On offer in the sale is a group of Six American Passports issued to Neil Armstrong from 1954 to 1979, including his Special Passport, used while going through astronaut training and when conducting official business abroad for NASA, as well as his Diplomatic Passport (below right), used for special diplomatic missions for the President of the United States (estimate $30/50,000). The passports demonstrate one of the many ways that becoming an astronaut changed Armstrongs life, as he was required to travel extensively, visiting nearly every country in South America as well as Europe, South Africa, Canada, Australia, and the Philippines.

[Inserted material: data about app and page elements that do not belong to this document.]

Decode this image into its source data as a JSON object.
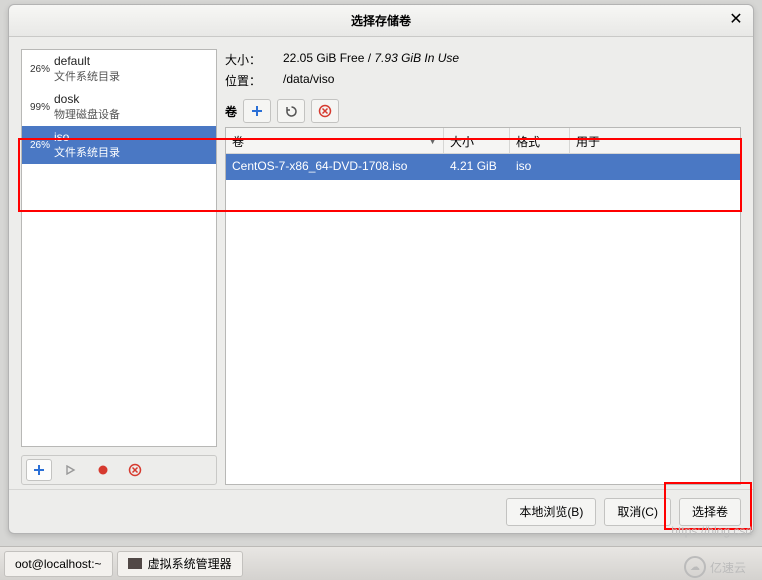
{
  "dialog": {
    "title": "选择存储卷",
    "pools": [
      {
        "percent": "26%",
        "name": "default",
        "sub": "文件系统目录",
        "selected": false
      },
      {
        "percent": "99%",
        "name": "dosk",
        "sub": "物理磁盘设备",
        "selected": false
      },
      {
        "percent": "26%",
        "name": "iso",
        "sub": "文件系统目录",
        "selected": true
      }
    ],
    "info": {
      "size_label": "大小：",
      "size_value": "22.05 GiB Free / ",
      "size_inuse": "7.93 GiB In Use",
      "location_label": "位置：",
      "location_value": "/data/viso"
    },
    "vol_bar_label": "卷",
    "table": {
      "headers": {
        "volume": "卷",
        "size": "大小",
        "format": "格式",
        "used_by": "用于"
      },
      "rows": [
        {
          "volume": "CentOS-7-x86_64-DVD-1708.iso",
          "size": "4.21 GiB",
          "format": "iso",
          "used_by": "",
          "selected": true
        }
      ]
    },
    "buttons": {
      "browse_local": "本地浏览(B)",
      "cancel": "取消(C)",
      "choose": "选择卷"
    }
  },
  "taskbar": {
    "item1": "oot@localhost:~",
    "item2": "虚拟系统管理器"
  },
  "watermark": {
    "host": "https://blog.csd",
    "brand": "亿速云"
  }
}
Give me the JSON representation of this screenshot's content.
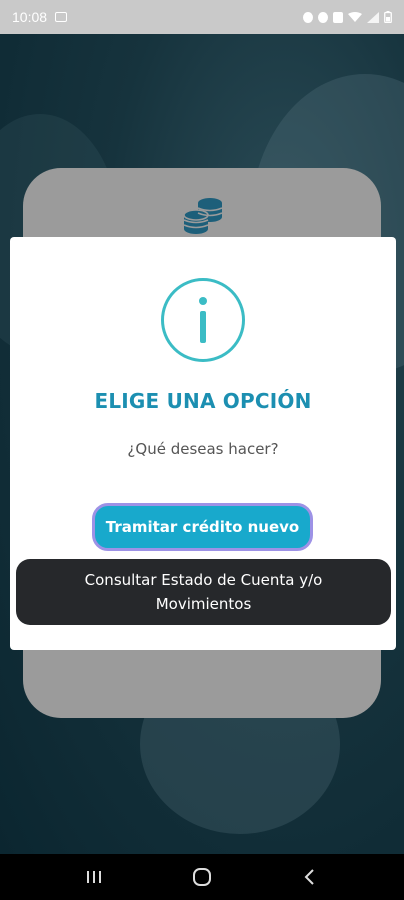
{
  "status_bar": {
    "time": "10:08",
    "left_icons": [
      "image-icon"
    ],
    "right_icons": [
      "notification-icon",
      "alarm-icon",
      "mute-icon",
      "wifi-icon",
      "signal-icon",
      "battery-icon"
    ]
  },
  "background": {
    "card_icon": "coins-icon"
  },
  "dialog": {
    "icon": "info-icon",
    "title": "ELIGE UNA OPCIÓN",
    "message": "¿Qué deseas hacer?",
    "primary_button": "Tramitar crédito nuevo",
    "secondary_button": "Consultar Estado de Cuenta y/o Movimientos"
  },
  "nav_bar": {
    "items": [
      "recents-button",
      "home-button",
      "back-button"
    ]
  },
  "colors": {
    "accent": "#1c8fb1",
    "primary_button": "#18a9cc",
    "primary_button_border": "#9d92e6",
    "secondary_button": "#26282b",
    "info_ring": "#3bbcc5"
  }
}
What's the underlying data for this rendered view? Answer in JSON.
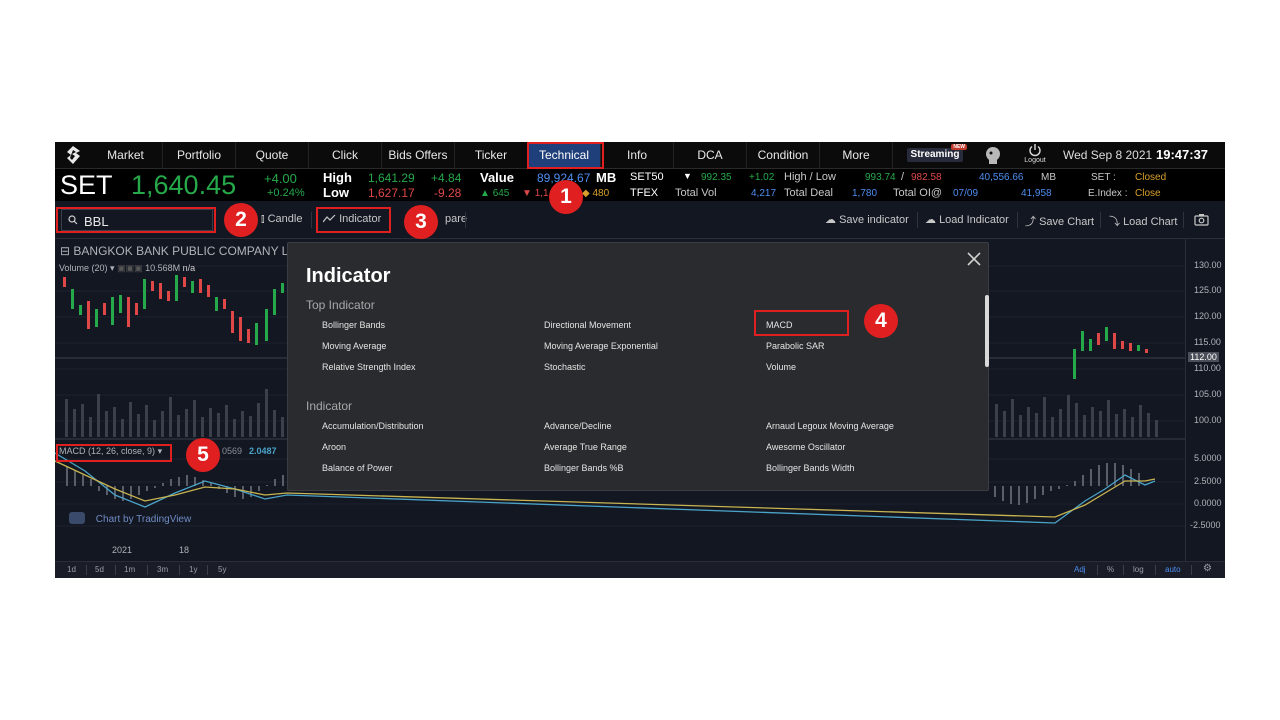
{
  "nav": {
    "items": [
      {
        "label": "Market"
      },
      {
        "label": "Portfolio"
      },
      {
        "label": "Quote"
      },
      {
        "label": "Click"
      },
      {
        "label": "Bids Offers"
      },
      {
        "label": "Ticker"
      },
      {
        "label": "Technical",
        "active": true
      },
      {
        "label": "Info"
      },
      {
        "label": "DCA"
      },
      {
        "label": "Condition"
      },
      {
        "label": "More"
      }
    ],
    "brand": "Streaming",
    "brand_badge": "NEW",
    "logout_label": "Logout",
    "date": "Wed Sep 8 2021",
    "time": "19:47:37"
  },
  "market": {
    "index_name": "SET",
    "index_value": "1,640.45",
    "change": "+4.00",
    "change_pct": "+0.24%",
    "high_label": "High",
    "high_value": "1,641.29",
    "high_change": "+4.84",
    "low_label": "Low",
    "low_value": "1,627.17",
    "low_change": "-9.28",
    "value_label": "Value",
    "value_amount": "89,924.67",
    "value_unit": "MB",
    "up_count": "645",
    "down_count": "1,1",
    "unch_count": "480",
    "set50_label": "SET50",
    "set50_value": "992.35",
    "set50_change": "+1.02",
    "high_low_label": "High / Low",
    "set50_high": "993.74",
    "set50_sep": "/",
    "set50_low": "982.58",
    "mb_value": "40,556.66",
    "mb_unit": "MB",
    "set_status_label": "SET :",
    "set_status": "Closed",
    "tfex_label": "TFEX",
    "total_vol_label": "Total Vol",
    "total_vol": "4,217",
    "total_deal_label": "Total Deal",
    "total_deal": "1,780",
    "total_oi_label": "Total OI@",
    "oi_date": "07/09",
    "oi_value": "41,958",
    "eindex_label": "E.Index :",
    "eindex_status": "Close"
  },
  "toolbar": {
    "search_value": "BBL",
    "candle_label": "Candle",
    "indicator_label": "Indicator",
    "compare_label": "pare",
    "save_indicator_label": "Save indicator",
    "load_indicator_label": "Load Indicator",
    "save_chart_label": "Save Chart",
    "load_chart_label": "Load Chart"
  },
  "chart": {
    "title": "BANGKOK BANK PUBLIC COMPANY LIM",
    "volume_label": "Volume (20)",
    "volume_value": "10.568M",
    "volume_na": "n/a",
    "macd_label": "MACD (12, 26, close, 9)",
    "macd_val1": "0569",
    "macd_val2": "2.0487",
    "tv_label": "Chart by TradingView",
    "price_ticks": [
      "130.00",
      "125.00",
      "120.00",
      "115.00",
      "110.00",
      "105.00",
      "100.00"
    ],
    "current_price": "112.00",
    "macd_ticks": [
      "5.0000",
      "2.5000",
      "0.0000",
      "-2.5000"
    ],
    "time_labels": [
      "2021",
      "18"
    ]
  },
  "bottom": {
    "timeframes": [
      "1d",
      "5d",
      "1m",
      "3m",
      "1y",
      "5y"
    ],
    "right_options": [
      "Adj",
      "%",
      "log",
      "auto"
    ]
  },
  "dialog": {
    "title": "Indicator",
    "top_section_label": "Top Indicator",
    "top_indicators": [
      "Bollinger Bands",
      "Directional Movement",
      "MACD",
      "Moving Average",
      "Moving Average Exponential",
      "Parabolic SAR",
      "Relative Strength Index",
      "Stochastic",
      "Volume"
    ],
    "section_label": "Indicator",
    "indicators": [
      "Accumulation/Distribution",
      "Advance/Decline",
      "Arnaud Legoux Moving Average",
      "Aroon",
      "Average True Range",
      "Awesome Oscillator",
      "Balance of Power",
      "Bollinger Bands %B",
      "Bollinger Bands Width"
    ]
  },
  "annotations": [
    "1",
    "2",
    "3",
    "4",
    "5"
  ],
  "colors": {
    "accent_red": "#e02020",
    "up_green": "#26a94a",
    "down_red": "#e04848",
    "link_blue": "#4d8df0",
    "active_tab": "#1f3f7a"
  }
}
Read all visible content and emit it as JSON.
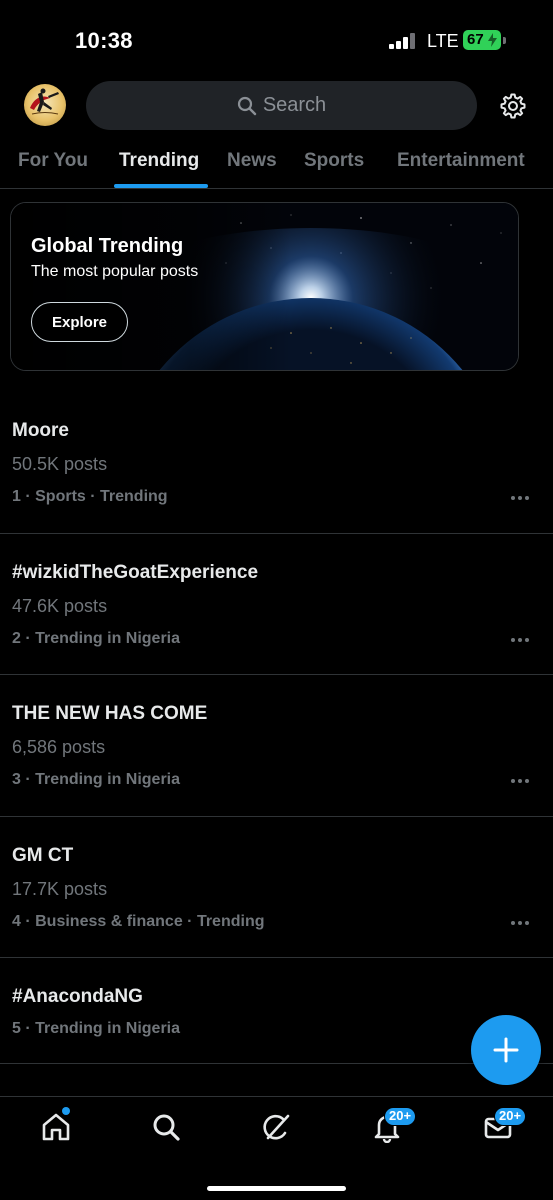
{
  "status_bar": {
    "time": "10:38",
    "network": "LTE",
    "battery": "67"
  },
  "header": {
    "search_placeholder": "Search"
  },
  "tabs": [
    {
      "label": "For You",
      "active": false
    },
    {
      "label": "Trending",
      "active": true
    },
    {
      "label": "News",
      "active": false
    },
    {
      "label": "Sports",
      "active": false
    },
    {
      "label": "Entertainment",
      "active": false
    }
  ],
  "banner": {
    "title": "Global Trending",
    "subtitle": "The most popular posts",
    "button_label": "Explore"
  },
  "trends": [
    {
      "name": "Moore",
      "count": "50.5K posts",
      "meta": "1 · Sports · Trending"
    },
    {
      "name": "#wizkidTheGoatExperience",
      "count": "47.6K posts",
      "meta": "2 · Trending in Nigeria"
    },
    {
      "name": "THE NEW HAS COME",
      "count": "6,586 posts",
      "meta": "3 · Trending in Nigeria"
    },
    {
      "name": "GM CT",
      "count": "17.7K posts",
      "meta": "4 · Business & finance · Trending"
    },
    {
      "name": "#AnacondaNG",
      "count": "",
      "meta": "5 · Trending in Nigeria"
    }
  ],
  "bottom_nav": {
    "notifications_badge": "20+",
    "messages_badge": "20+"
  },
  "colors": {
    "accent": "#1d9bf0",
    "background": "#000000",
    "muted_text": "#71767b",
    "battery": "#30d158"
  },
  "icons": {
    "home": "home-icon",
    "search": "search-icon",
    "grok": "grok-icon",
    "notifications": "bell-icon",
    "messages": "mail-icon",
    "settings": "gear-icon",
    "compose": "plus-icon"
  }
}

The sale features a unique presentation piece from the Apollo 11 Crew gifted to Terry Slezak a Manned Spacecraft Center (MSC) Technician assigned to the Crew Reception Area (CRA) of the Lunar Receiving Lab (LRL) who became in the course of his duties following the return of Apollo 11, the first man to touch moon dust with his bare hands (estimate $50/70,000).
Included in the presentation are: the metal Mag. S label, taken from the Lunar Surface Hasselblad 70 mm Film Magazine, which was used by Neil Armstrong while he was on the lunar surface exploring Tranquility Base (Armstrong subsequently dropped it onto the surface of the moon thus soiling it with moondust); an autograph manuscript written by Buzz Aldrin while on the lunar surface, and signed "Buzz", describing the contents of the film magazines, and identifying Mag. S as being The most important Lunar Surface EVA film; a piece of Skin from the Apollo 11 Command Module "Columbia"; and vintage photographs of Buzz Aldrin walking on the moon, Slezak holding the Hasselblad film "Mag. S" in one hand, showing his other hand stained with moondust, and Slezak in quarantine with the Hasselblad film "Mag. S" in his hand, with Buzzs autograph manuscript note visible in the background. The display is signed and inscribed in Neil Armstrongs hand: "TO TERRY SLEZAK - / A 'DIRTY' PHOTOGRAPHER/ WITH BEST WISHES./ NEIL ARMSTRONG, signed BUZZ ALDRIN" and signed and inscribed "MANY THANKS - / MICHAEL COLLINS."